The Darker Arts
Edinburgh 1889. In the fifth in the Scotland-based series, detective inspectors Adolphus McGray and Ian Frey are summoned to investigate the mysterious deaths of six members of a family in the respectable Edinburgh district of Morningside. An old ally of McGray – the fearsome clairvoyant gypsy Katerina Dragnae – is involved, having been present conducting a séance when all the deaths occurred. She is the main suspect, and McGray and Frey have the seemingly impossible tasks of preventing her conviction for the murders, in the face of aggressive populist mob-rule sentiment against Katerina.
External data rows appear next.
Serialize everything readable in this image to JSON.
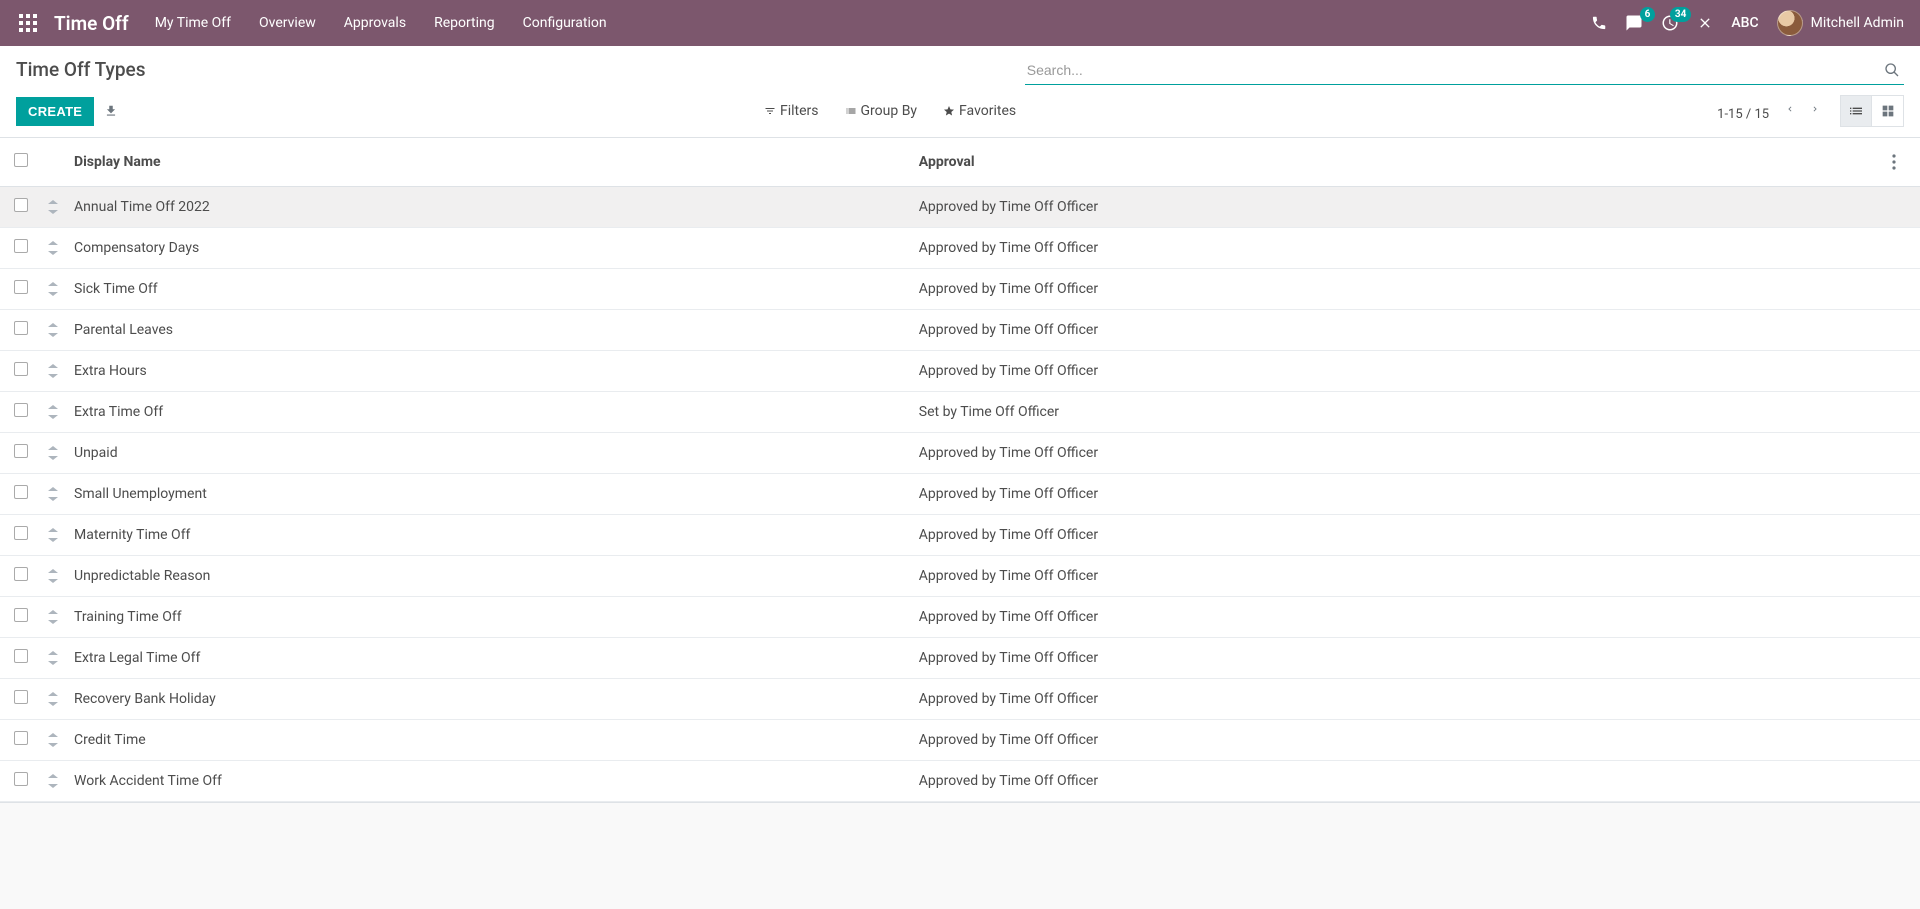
{
  "navbar": {
    "brand": "Time Off",
    "items": [
      "My Time Off",
      "Overview",
      "Approvals",
      "Reporting",
      "Configuration"
    ],
    "msg_badge": "6",
    "activity_badge": "34",
    "company_abbr": "ABC",
    "user_name": "Mitchell Admin"
  },
  "control_panel": {
    "title": "Time Off Types",
    "search_placeholder": "Search...",
    "create_label": "CREATE",
    "filters_label": "Filters",
    "groupby_label": "Group By",
    "favorites_label": "Favorites",
    "pager_text": "1-15 / 15"
  },
  "table": {
    "headers": {
      "display_name": "Display Name",
      "approval": "Approval"
    },
    "rows": [
      {
        "name": "Annual Time Off 2022",
        "approval": "Approved by Time Off Officer"
      },
      {
        "name": "Compensatory Days",
        "approval": "Approved by Time Off Officer"
      },
      {
        "name": "Sick Time Off",
        "approval": "Approved by Time Off Officer"
      },
      {
        "name": "Parental Leaves",
        "approval": "Approved by Time Off Officer"
      },
      {
        "name": "Extra Hours",
        "approval": "Approved by Time Off Officer"
      },
      {
        "name": "Extra Time Off",
        "approval": "Set by Time Off Officer"
      },
      {
        "name": "Unpaid",
        "approval": "Approved by Time Off Officer"
      },
      {
        "name": "Small Unemployment",
        "approval": "Approved by Time Off Officer"
      },
      {
        "name": "Maternity Time Off",
        "approval": "Approved by Time Off Officer"
      },
      {
        "name": "Unpredictable Reason",
        "approval": "Approved by Time Off Officer"
      },
      {
        "name": "Training Time Off",
        "approval": "Approved by Time Off Officer"
      },
      {
        "name": "Extra Legal Time Off",
        "approval": "Approved by Time Off Officer"
      },
      {
        "name": "Recovery Bank Holiday",
        "approval": "Approved by Time Off Officer"
      },
      {
        "name": "Credit Time",
        "approval": "Approved by Time Off Officer"
      },
      {
        "name": "Work Accident Time Off",
        "approval": "Approved by Time Off Officer"
      }
    ]
  }
}
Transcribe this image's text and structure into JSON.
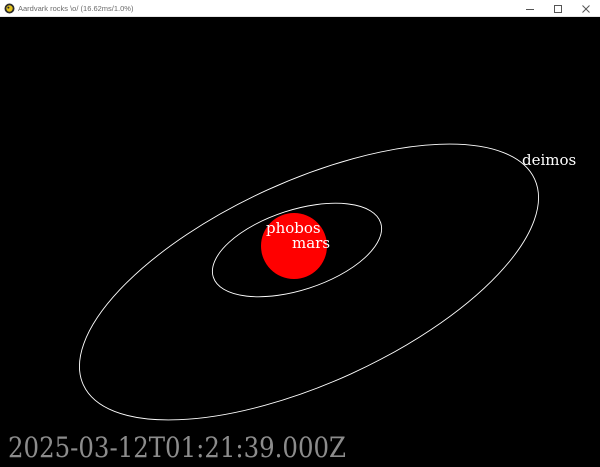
{
  "window": {
    "title": "Aardvark rocks \\o/ (16.62ms/1.0%)",
    "icon": "aardvark-icon",
    "controls": {
      "minimize_icon": "minimize-icon",
      "maximize_icon": "maximize-icon",
      "close_icon": "close-icon"
    }
  },
  "scene": {
    "background": "#000000",
    "orbit_color": "#ffffff",
    "planet": {
      "label": "mars",
      "color": "#ff0000"
    },
    "moons": [
      {
        "label": "phobos"
      },
      {
        "label": "deimos"
      }
    ],
    "timestamp": "2025-03-12T01:21:39.000Z"
  }
}
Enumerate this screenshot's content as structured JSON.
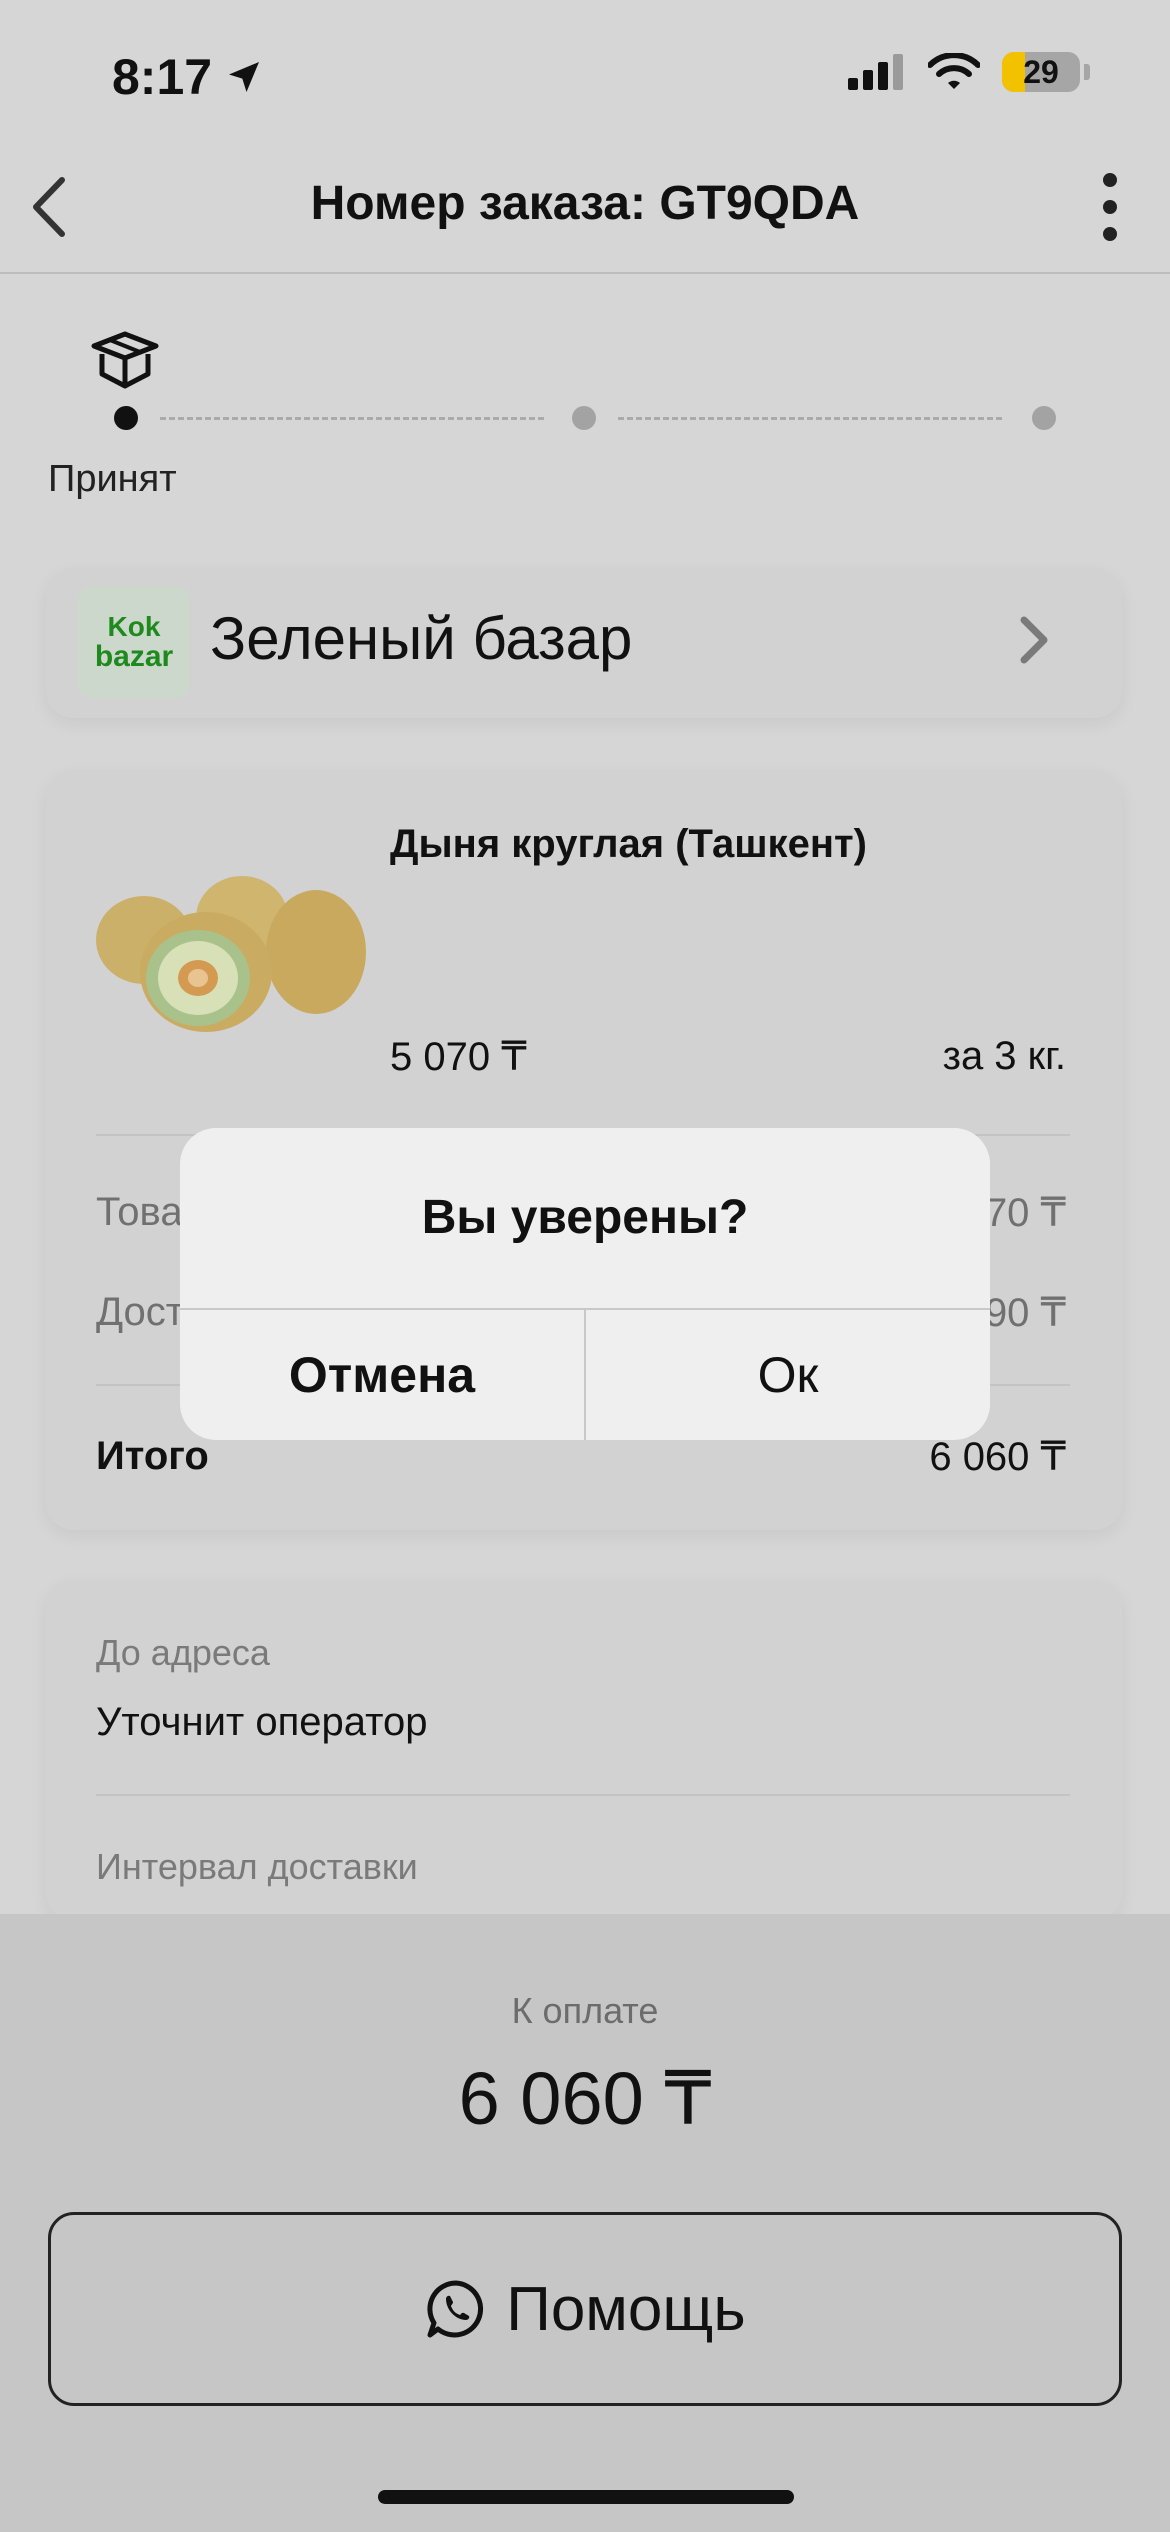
{
  "status_bar": {
    "time": "8:17",
    "battery": "29",
    "icons": [
      "location-arrow-icon",
      "cellular-signal-icon",
      "wifi-icon",
      "battery-icon"
    ]
  },
  "nav": {
    "title": "Номер заказа: GT9QDA",
    "back_icon": "chevron-left-icon",
    "more_icon": "vertical-ellipsis-icon"
  },
  "progress": {
    "icon": "box-icon",
    "current_step_label": "Принят",
    "steps_total": 3,
    "current_step": 1
  },
  "store": {
    "logo_line1": "Kok",
    "logo_line2": "bazar",
    "name": "Зеленый базар"
  },
  "order": {
    "item": {
      "name": "Дыня круглая (Ташкент)",
      "price": "5 070 ₸",
      "quantity": "за 3 кг."
    },
    "rows": [
      {
        "label": "Това",
        "value": "70 ₸"
      },
      {
        "label": "Дост",
        "value": "90 ₸"
      }
    ],
    "total_label": "Итого",
    "total_value": "6 060 ₸"
  },
  "delivery": {
    "address_label": "До адреса",
    "address_value": "Уточнит оператор",
    "interval_label": "Интервал доставки"
  },
  "payment": {
    "label": "К оплате",
    "amount": "6 060 ₸"
  },
  "help_button": {
    "label": "Помощь",
    "icon": "whatsapp-icon"
  },
  "alert": {
    "title": "Вы уверены?",
    "cancel_label": "Отмена",
    "ok_label": "Ок"
  },
  "colors": {
    "background": "#d6d6d6",
    "alert_background": "#efefef",
    "logo_green": "#1e8a1e",
    "battery_yellow": "#f2c200"
  }
}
McGray (nicknamed Nine Nails) is a foul-mouthed, hard-drinking Scottish fellow always on the cusp of violence, while Frey is rather louche and patronisingly English, which of course does not go always down terribly well north of the border. They are indeed an odd pair, but have some high-ranking connections which allow them to investigate some of the more outré and puzzling murders that afflict the country. Despite his loutish behaviour McGray has a longstanding conviction in the existence of the powers of the occult and is determined to extract his ally Katerina from her invidious position. Their role reminds me of Christopher Fowler’s modern Bryant & May series, with McGray and Frey similar to Fowler’s protagonists. It is all gothically over the top and gloriously preposterous, but an enjoyable, entertainingly and well-written historical romp nonetheless.